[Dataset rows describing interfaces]
════════════════

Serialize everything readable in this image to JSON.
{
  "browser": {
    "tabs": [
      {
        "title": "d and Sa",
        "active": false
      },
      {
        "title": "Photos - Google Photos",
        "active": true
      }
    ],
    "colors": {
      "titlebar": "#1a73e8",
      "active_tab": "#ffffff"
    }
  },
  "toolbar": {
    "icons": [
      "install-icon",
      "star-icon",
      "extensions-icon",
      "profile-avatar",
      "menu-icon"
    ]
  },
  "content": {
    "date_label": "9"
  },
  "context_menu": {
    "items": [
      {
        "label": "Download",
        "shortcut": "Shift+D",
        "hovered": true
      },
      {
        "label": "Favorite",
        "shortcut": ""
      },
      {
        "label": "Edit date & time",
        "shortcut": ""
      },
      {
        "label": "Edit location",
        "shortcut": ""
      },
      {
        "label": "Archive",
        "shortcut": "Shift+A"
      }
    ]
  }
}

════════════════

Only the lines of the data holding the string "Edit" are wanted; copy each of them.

        "label": "Edit date & time",
        "label": "Edit location",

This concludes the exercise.